Easy Ways to Calculate Opportunity Costs in Physician Contracts
Should a physician contractor be paid based on market benchmarks or on foregone clinical income, also called ‘opportunity cost’? How influential should opportunity cost be when considering payment rates? Are there risks to opportunity-based payments? Should you pay a neurosurgeon the same as a pediatrician for the same work?
We’ve seen hospital administrators struggle to determine what is appropriate for their organization. The truth is that opportunity cost can be difficult to measure and document.
Defining Opportunity Cost
Opportunity cost is a determination of value based on the value of an alternate use of the same resources, which for our purposes is a physician’s time. For physicians contracting with a hospital to take emergency coverage shifts or to spend hours a month on administrative tasks, the opportunity cost is generally considered to be the income lost from their private practice while on call or performing non-clinical duties.
When to Use Opportunity Cost
For call coverage and administrative services contracts, opportunity cost may be appropriate to consider if a physician’s activities are restricted during a coverage shift or administrative duties are required during a time when they would typically be able to see patients. The physician’s opportunity cost would be the net professional fees billed less the cost of overhead for the amount of time performing the contracted duties.
Opportunity cost shouldn’t be factored into every situation—even if the physician’s specialty is generally higher paid. A physician who has slowed down their practice because they are close to retirement should not get a higher hourly rate to serve as a medical director simply because they are a neurosurgeon.
Additionally, specialty may not be important for some administrative positions, such as directors of EMR implementation, quality initiatives, utilization review, or chief of staff. For these types of positions, opportunity cost generally isn’t factored into contract rates because it’s not necessary to have a physician of a high cost specialty in the role.
The Office of the Inspector General advises in Opinion 07-10 to use caution when considering the opportunity cost:
Moreover, depending on the circumstances, problematic compensation structures that might disguise kickback payments could include, by way of example: (i) ‘lost opportunity’ or similarly designed payments that do not reflect bona fide lost income…
As with other physician contracts, it is important to document the fair market value parameters used when opportunity cost has been factored. Include the calculations used to determine the value as well as why opportunity cost is important to the particular situation. Although the OIG opinion cited was written about an emergency call agreement in question, the OIG’s guidelines can be reasonably applied to other types of physician contracts.
Despite the risks, it doesn’t mean that you shouldn’t consider opportunity cost when there is valid justification.
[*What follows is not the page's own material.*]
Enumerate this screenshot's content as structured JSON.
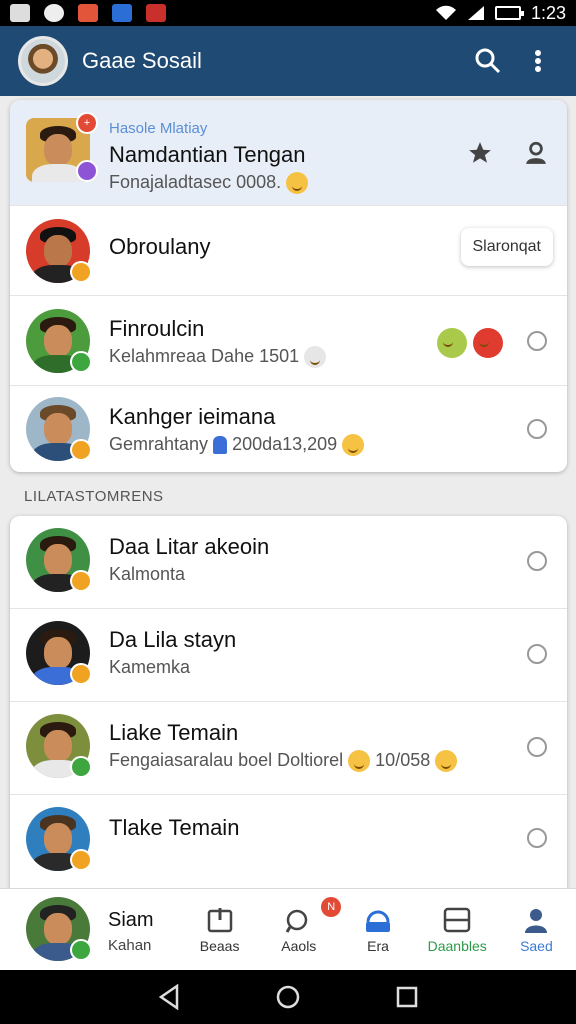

However, exercise caution and don’t forget to document all the steps taken in your decision-making process.